Asian Studies Outreach Program
Workshops in Vermont
Schedule a workshops in your classroom
The Asian Studies Outreach Program offers dozens of workshops for teachers interested in incorporating Asian Studies into their classroom. These workshops can be adapted to meet any grade level. For more information, please view our frequently asked questions section.
Workshops on Chinese Culture
The Symbol of the Dragon in Chinese Culture
This workshop looks at the symbolism and meaning of the dragon image in China over hundreds of years. It contrasts its meaning with how we look at the dragon image in the West. Participants will create a repousse image of a dragon on metal foil and will take home lesson plans on the subject.
Workshop participants will look at the history and significance of this beautiful art form. The Chinese Chop (Seal) has been used for hundreds of years as the “official” means of adding your signature to important documents. Not only does it serve a legal purpose but it is a beautiful art object as well. Participants will make their own chop containing their name in Chinese characters.
Workshops on Japanese Culture
Ukiyoe - pictures of the floating world
This woodblock print, some say, reached its zenith in Edo, Japan, in the 17th century. Originally designed as an avaialble and popular culture art form, they include some of the most famous images we know today. Participants will explore the history of this art form and try their hand at a relief print in two colors as well.
Kodomono-Hi- Japan's Children Day
Every May 5th, in Japan, is Children’s Day. This day is dedicated to the happiness and celebration of the youngest. The focus of the festival is in the carp shaped banners (koi-nobori). Huge carp of paper or fabric, symbolizing perseverance, value and strength.
Gyotaku- Japanese Fish Prints
Gyotaku literally translates into “Gyo” (魚) meaning fish and “taku” (拓) meaning print.
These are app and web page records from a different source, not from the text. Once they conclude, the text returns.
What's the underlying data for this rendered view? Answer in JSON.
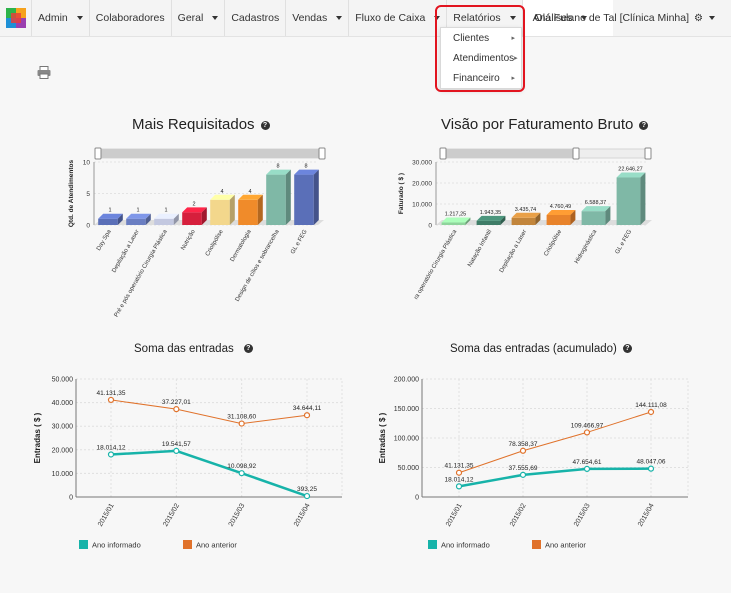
{
  "nav": {
    "items": [
      {
        "label": "Admin",
        "caret": true
      },
      {
        "label": "Colaboradores",
        "caret": false
      },
      {
        "label": "Geral",
        "caret": true
      },
      {
        "label": "Cadastros",
        "caret": false
      },
      {
        "label": "Vendas",
        "caret": true
      },
      {
        "label": "Fluxo de Caixa",
        "caret": true
      },
      {
        "label": "Relatórios",
        "caret": true
      },
      {
        "label": "Análises",
        "caret": true
      }
    ],
    "user": "Olá Fulano de Tal [Clínica Minha]",
    "user_icon": "gear-icon"
  },
  "dropdown": {
    "items": [
      {
        "label": "Clientes"
      },
      {
        "label": "Atendimentos"
      },
      {
        "label": "Financeiro"
      }
    ]
  },
  "colors": {
    "highlight": "#e2141f",
    "teal": "#17b3a9",
    "orange": "#e0722b"
  },
  "chart_data": [
    {
      "type": "bar",
      "title": "Mais Requisitados",
      "ylabel": "Qtd. de Atendimentos",
      "ylim": [
        0,
        10
      ],
      "yticks": [
        "0",
        "5",
        "10"
      ],
      "categories": [
        "Day Spa",
        "Depilação a Laser",
        "Pré e pós operatório Cirurgia Plástica",
        "Nutrição",
        "Criolipólise",
        "Dermatologia",
        "Design de cílios e sobrancelha",
        "GL e FEG"
      ],
      "values": [
        1,
        1,
        1,
        2,
        4,
        4,
        8,
        8
      ],
      "value_labels": [
        "1",
        "1",
        "1",
        "2",
        "4",
        "4",
        "8",
        "8"
      ],
      "bar_colors": [
        "#5a6fb8",
        "#6a7ec2",
        "#c3c8e0",
        "#d61f3c",
        "#f3d78c",
        "#f08b2a",
        "#7fb8a6",
        "#5a6fb8"
      ]
    },
    {
      "type": "bar",
      "title": "Visão por Faturamento Bruto",
      "ylabel": "Faturado ( $ )",
      "ylim": [
        0,
        30000
      ],
      "yticks": [
        "0",
        "10.000",
        "20.000",
        "30.000"
      ],
      "categories": [
        "ra operatório Cirurgia Plástica",
        "Natação Infantil",
        "Depilação a Laser",
        "Criolipólise",
        "Hidroginástica",
        "GL e FEG"
      ],
      "values": [
        1217.25,
        1943.35,
        3435.74,
        4760.49,
        6588.37,
        22646.27
      ],
      "value_labels": [
        "1.217,25",
        "1.943,35",
        "3.435,74",
        "4.760,49",
        "6.588,37",
        "22.646,27"
      ],
      "bar_colors": [
        "#8fd49c",
        "#3f7d68",
        "#c2853b",
        "#e8832b",
        "#7fb8a6",
        "#7fb8a6"
      ]
    },
    {
      "type": "line",
      "title": "Soma das entradas",
      "ylabel": "Entradas ( $ )",
      "ylim": [
        0,
        50000
      ],
      "yticks": [
        "0",
        "10.000",
        "20.000",
        "30.000",
        "40.000",
        "50.000"
      ],
      "x": [
        "2015/01",
        "2015/02",
        "2015/03",
        "2015/04"
      ],
      "series": [
        {
          "name": "Ano informado",
          "values": [
            18014.12,
            19541.57,
            10098.92,
            393.25
          ],
          "labels": [
            "18.014,12",
            "19.541,57",
            "10.098,92",
            "393,25"
          ],
          "color": "#17b3a9"
        },
        {
          "name": "Ano anterior",
          "values": [
            41131.35,
            37227.01,
            31108.6,
            34644.11
          ],
          "labels": [
            "41.131,35",
            "37.227,01",
            "31.108,60",
            "34.644,11"
          ],
          "color": "#e0722b"
        }
      ]
    },
    {
      "type": "line",
      "title": "Soma das entradas (acumulado)",
      "ylabel": "Entradas ( $ )",
      "ylim": [
        0,
        200000
      ],
      "yticks": [
        "0",
        "50.000",
        "100.000",
        "150.000",
        "200.000"
      ],
      "x": [
        "2015/01",
        "2015/02",
        "2015/03",
        "2015/04"
      ],
      "series": [
        {
          "name": "Ano informado",
          "values": [
            18014.12,
            37555.69,
            47654.61,
            48047.06
          ],
          "labels": [
            "18.014,12",
            "37.555,69",
            "47.654,61",
            "48.047,06"
          ],
          "color": "#17b3a9"
        },
        {
          "name": "Ano anterior",
          "values": [
            41131.35,
            78358.37,
            109466.97,
            144111.08
          ],
          "labels": [
            "41.131,35",
            "78.358,37",
            "109.466,97",
            "144.111,08"
          ],
          "color": "#e0722b"
        }
      ]
    }
  ]
}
In this workshop, participants will learn about the history of this printmaking technique, and then using 3D rubber reproductions of fish, create their own gyotaku art prints on “rice paper.”
Going back to the 13th century, this art form originated in China and Japan and has developed over the years. Participants will learn at the history of the book in Japan has evolved, and participants will make their own book using one of several forms of sewn binding.
“Bunraku - Japanese puppetry”
Going back hundreds of years, this art form involves puppets, each operated by three puppeteers dressed in black so as to disappear into the background. From there, Japanese folk tales come alive. Participants will take a look at this tradition and its history and will then make a simple rod puppet which can be reproduced in their classrooms.
Workshops on Thai culture
“Bringing the Loy Krathong Celebration from Thailand to Your School”
In this workshop the annual Loy Krathong celebration will be explored. During Loy Krathong, Thais flock to the nearest river and release their krathongs (banana leaf boats) after thanking and apologizing to “Mother River.” They apologize for their abuses to Her and thank Her for all that She provides. This celebration is beautiful and can be as meaningful to Vermont students as it is to Thais. Think environment, global warming, and pollution and use Loy Krathong to bring attention to these problems. Participants will learn how to celebrate this festival in a school-wide event.
“Shadow Puppets of Southeastern Asia”
Mostly found in Malaysia, Indonesia, Bali, and southern Thailand, this art form offers Vermont classrooms an opportunity to explore the folk tale traditions of the east. Participants will familiarize themselves with the history and traditions of this art form and will then make a shadow puppet of their own. They will take home lesson plans and ideas for use in their classrooms.
Additional Workshop Posters
Last modified January 16 2013 02:35 PM